> _The problem_
From the entries below, copy each line in which the word "nick" occurs.
--- Extracted data Enclosed Below ---
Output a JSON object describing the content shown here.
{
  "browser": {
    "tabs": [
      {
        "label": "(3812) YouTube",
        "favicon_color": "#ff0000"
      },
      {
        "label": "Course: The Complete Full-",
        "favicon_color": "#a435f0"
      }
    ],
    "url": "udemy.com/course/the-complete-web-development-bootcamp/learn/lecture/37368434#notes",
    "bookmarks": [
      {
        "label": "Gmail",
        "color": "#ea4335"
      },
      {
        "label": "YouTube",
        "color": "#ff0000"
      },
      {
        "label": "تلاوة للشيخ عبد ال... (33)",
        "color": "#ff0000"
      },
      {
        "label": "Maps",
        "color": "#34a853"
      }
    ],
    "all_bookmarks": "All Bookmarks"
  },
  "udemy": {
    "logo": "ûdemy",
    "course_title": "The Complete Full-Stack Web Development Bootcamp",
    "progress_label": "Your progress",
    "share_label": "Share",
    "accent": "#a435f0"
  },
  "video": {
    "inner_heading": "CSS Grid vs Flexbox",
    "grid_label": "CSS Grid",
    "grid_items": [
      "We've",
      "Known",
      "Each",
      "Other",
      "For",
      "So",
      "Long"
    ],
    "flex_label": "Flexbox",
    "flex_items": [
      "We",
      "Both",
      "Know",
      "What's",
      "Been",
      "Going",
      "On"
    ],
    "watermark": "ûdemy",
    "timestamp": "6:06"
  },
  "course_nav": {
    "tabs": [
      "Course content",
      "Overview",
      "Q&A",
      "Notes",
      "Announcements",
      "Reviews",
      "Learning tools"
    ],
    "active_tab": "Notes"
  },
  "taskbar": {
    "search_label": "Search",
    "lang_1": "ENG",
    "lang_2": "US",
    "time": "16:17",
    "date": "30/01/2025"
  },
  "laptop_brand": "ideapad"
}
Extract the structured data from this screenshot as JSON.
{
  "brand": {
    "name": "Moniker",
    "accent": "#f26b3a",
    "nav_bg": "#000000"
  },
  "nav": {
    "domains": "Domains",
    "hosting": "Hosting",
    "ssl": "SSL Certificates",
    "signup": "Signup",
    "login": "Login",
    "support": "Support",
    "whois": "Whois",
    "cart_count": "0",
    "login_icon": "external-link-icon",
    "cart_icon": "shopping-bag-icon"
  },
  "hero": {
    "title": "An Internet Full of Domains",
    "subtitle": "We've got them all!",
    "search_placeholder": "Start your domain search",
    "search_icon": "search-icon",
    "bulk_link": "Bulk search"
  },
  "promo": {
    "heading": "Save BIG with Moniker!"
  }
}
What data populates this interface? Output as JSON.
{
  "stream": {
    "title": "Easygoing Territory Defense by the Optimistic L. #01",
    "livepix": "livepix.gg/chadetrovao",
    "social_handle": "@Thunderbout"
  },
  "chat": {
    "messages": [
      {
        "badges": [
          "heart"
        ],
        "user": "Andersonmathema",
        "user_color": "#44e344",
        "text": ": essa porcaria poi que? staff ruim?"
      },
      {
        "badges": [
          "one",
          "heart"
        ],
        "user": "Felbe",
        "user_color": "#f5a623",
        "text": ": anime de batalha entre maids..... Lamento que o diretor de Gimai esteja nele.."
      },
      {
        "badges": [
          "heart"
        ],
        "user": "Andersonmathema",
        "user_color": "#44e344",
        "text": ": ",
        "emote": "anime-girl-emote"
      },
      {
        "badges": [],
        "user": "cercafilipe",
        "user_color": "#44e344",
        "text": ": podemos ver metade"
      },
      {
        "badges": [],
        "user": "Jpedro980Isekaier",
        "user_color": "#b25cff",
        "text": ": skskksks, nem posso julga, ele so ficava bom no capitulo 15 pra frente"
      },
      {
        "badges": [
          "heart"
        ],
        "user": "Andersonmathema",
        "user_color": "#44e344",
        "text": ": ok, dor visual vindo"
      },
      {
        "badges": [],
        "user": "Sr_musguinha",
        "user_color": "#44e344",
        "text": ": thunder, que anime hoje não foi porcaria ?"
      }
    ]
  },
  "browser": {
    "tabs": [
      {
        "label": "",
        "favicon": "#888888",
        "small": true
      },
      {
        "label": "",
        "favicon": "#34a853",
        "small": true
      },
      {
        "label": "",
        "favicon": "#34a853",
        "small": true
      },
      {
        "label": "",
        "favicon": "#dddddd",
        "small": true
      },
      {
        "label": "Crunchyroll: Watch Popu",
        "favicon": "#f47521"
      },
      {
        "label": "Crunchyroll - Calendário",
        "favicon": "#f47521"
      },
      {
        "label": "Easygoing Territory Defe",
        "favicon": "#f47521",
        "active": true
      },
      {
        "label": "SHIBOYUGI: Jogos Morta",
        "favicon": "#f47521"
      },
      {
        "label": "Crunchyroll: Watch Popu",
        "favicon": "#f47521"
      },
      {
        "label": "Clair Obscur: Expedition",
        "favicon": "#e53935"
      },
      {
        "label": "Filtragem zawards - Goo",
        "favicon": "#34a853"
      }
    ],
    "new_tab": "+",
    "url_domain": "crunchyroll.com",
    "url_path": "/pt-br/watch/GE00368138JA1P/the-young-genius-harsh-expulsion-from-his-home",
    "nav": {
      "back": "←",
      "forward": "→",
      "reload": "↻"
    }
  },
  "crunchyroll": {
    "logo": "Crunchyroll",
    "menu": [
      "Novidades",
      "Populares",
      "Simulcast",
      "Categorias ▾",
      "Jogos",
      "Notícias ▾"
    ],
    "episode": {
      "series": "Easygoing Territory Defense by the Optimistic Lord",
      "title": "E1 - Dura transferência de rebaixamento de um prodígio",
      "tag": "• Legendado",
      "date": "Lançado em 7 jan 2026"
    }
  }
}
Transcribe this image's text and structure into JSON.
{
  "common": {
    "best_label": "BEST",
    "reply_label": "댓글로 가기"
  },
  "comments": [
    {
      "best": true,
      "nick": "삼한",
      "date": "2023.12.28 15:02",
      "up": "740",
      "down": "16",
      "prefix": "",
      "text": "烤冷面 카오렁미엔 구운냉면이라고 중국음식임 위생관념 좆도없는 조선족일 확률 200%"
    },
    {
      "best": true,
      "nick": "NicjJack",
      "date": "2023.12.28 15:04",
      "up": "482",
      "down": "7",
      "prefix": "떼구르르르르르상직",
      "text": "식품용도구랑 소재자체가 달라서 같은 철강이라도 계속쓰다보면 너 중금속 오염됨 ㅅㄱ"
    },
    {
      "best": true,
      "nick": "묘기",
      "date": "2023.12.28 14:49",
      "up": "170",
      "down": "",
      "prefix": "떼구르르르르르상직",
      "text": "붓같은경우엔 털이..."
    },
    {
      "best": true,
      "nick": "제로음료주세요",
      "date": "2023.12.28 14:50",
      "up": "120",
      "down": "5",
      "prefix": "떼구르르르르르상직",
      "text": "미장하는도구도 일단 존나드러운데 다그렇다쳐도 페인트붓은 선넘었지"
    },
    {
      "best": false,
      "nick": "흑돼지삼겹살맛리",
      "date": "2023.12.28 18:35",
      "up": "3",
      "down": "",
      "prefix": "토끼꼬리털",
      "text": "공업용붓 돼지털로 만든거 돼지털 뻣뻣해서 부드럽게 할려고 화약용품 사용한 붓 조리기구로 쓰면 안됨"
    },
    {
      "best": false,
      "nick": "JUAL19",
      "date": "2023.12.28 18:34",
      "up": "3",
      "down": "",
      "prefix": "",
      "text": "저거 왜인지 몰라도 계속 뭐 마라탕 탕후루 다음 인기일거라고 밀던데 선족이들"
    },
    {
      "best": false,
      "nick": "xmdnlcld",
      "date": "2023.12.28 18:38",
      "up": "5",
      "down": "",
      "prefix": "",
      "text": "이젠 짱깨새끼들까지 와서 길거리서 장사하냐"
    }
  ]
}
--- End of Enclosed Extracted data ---
> _Solution to this exercise_
      "nick": "삼한",
      "nick": "NicjJack",
      "nick": "묘기",
      "nick": "제로음료주세요",
      "nick": "흑돼지삼겹살맛리",
      "nick": "JUAL19",
      "nick": "xmdnlcld",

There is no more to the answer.